The Bee Tree is a magical story about giant bees, about trees that are higher than your eye can see in a forest that is more dark than light, and about a young boy named Nizam who soon will become a man.
Nizam lives in a village near the rainforest preserve surrounding PeduLake, just below the Thai border in Peninsular Malaysia. His grandfather Pak-Teh is the leader of the honey hunting clan. It is Pak-Teh who has the high honor of climbing the tall Tualang tree in the annual hunt to gather honey from the nests of giant honey bees.
But Pak-Teh is getting older and is now ready to prepare someone to take his place. He believes that Nizam is the one. Even though Nizam has climbed the mighty Tualang—the bee tree—in the daylight, he has never done it at night. Will he be brave enough?
On the first moonless night of the honey hunt, Nizam and Pak-Teh and the other honey hunters enter the dark rainforest. Pak-Teh starts the hunt with a prayer and a traditional story. Then he begins to climb. Nizam follows. Can he climb that high and not be afraid? Will the angry bees sting him?
At the top, Nizam and Pak-Teh use the honey hunters’ secret to keep from being stung, while their clansmen below soothe the bees with chanting. After a week of gathering honey in the nights, the clan returns home to celebrate their sweet and miraculous golden harvest.
At this feast, Pak-Teh honors Nizam with an important announcement.
This is a collaboration between three remarkable people: a scientist who has been fascinated with insects since the third grade; a writer who believes that writing children’s books is her way of building a better world; and an artist who never stops sketching and drawing as he travels.
Meet the creators of The Bee Tree:
Stephen Buchmann has traveled all over the world studying bees. He is a member of the entomology department faculty at the University of Arizona, and the author/co-author of 150 scientific papers and 8 books (including The Forgotten Pollinators and Letters from the Hive). He is active in international pollination research, conservation and policies to protect the world’s pollinators and the plants they pollinate. He served on a National Academy of Science committee investigating the status of pollinators in North America.

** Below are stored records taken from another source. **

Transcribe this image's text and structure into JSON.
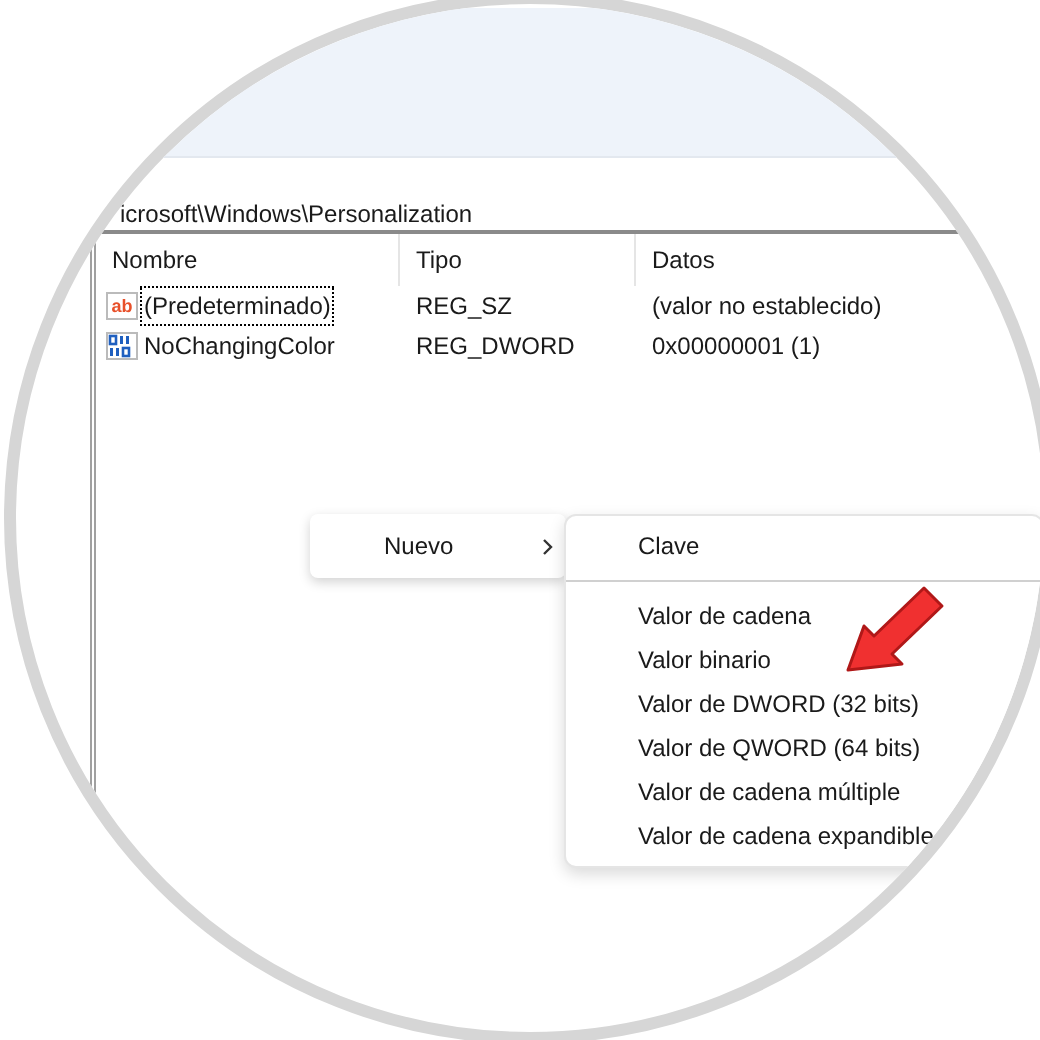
{
  "address_bar": {
    "path": "icrosoft\\Windows\\Personalization"
  },
  "table": {
    "columns": [
      "Nombre",
      "Tipo",
      "Datos"
    ],
    "rows": [
      {
        "kind": "string",
        "icon_label": "ab",
        "name": "(Predeterminado)",
        "type": "REG_SZ",
        "data": "(valor no establecido)",
        "focused": true
      },
      {
        "kind": "dword",
        "name": "NoChangingColor",
        "type": "REG_DWORD",
        "data": "0x00000001 (1)",
        "focused": false
      }
    ]
  },
  "context_menu": {
    "items": [
      {
        "label": "Nuevo",
        "has_submenu": true
      }
    ]
  },
  "submenu": {
    "sections": [
      [
        "Clave"
      ],
      [
        "Valor de cadena",
        "Valor binario",
        "Valor de DWORD (32 bits)",
        "Valor de QWORD (64 bits)",
        "Valor de cadena múltiple",
        "Valor de cadena expandible"
      ]
    ]
  }
}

Diana Cohn is an award winning children’s book author. Her books include ¡Sí, Se Puede! / Yes, We Can! (Cinco Puntos Press); Dream Carver (Chronicle Books); and Mr. Goethe’s Garden (Bell Pond Books). She is a hobbyist beekeeper with a deep interest in pollination ecology. She first met Steve Buchmann while working on a radio documentary on the pollination crisis in America. As a result of their meeting they co-founded The Bee Works, an organization dedicated to public education about pollination ecology.
Paul Mirocha’s illustrations first appeared in Gathering the Desert by Gary Paul Nabhan, winner of the John Burroughs Medal for natural history in 1985. After 13 years as a graphic designer for the University of Arizona’s Office of Arid Lands Studies, Paul left to become a full-time illustrator, producing over 20 children’s picture books and pop-ups as well as modern nature writing, among them High Tide in Tucson, Prodigal Summer, and Small Wonder, by Barbara Kingsolver. Paul has made five trips to Malaysia. His paintings in The Bee Tree come directly from his sketchbook and memories from those experiences.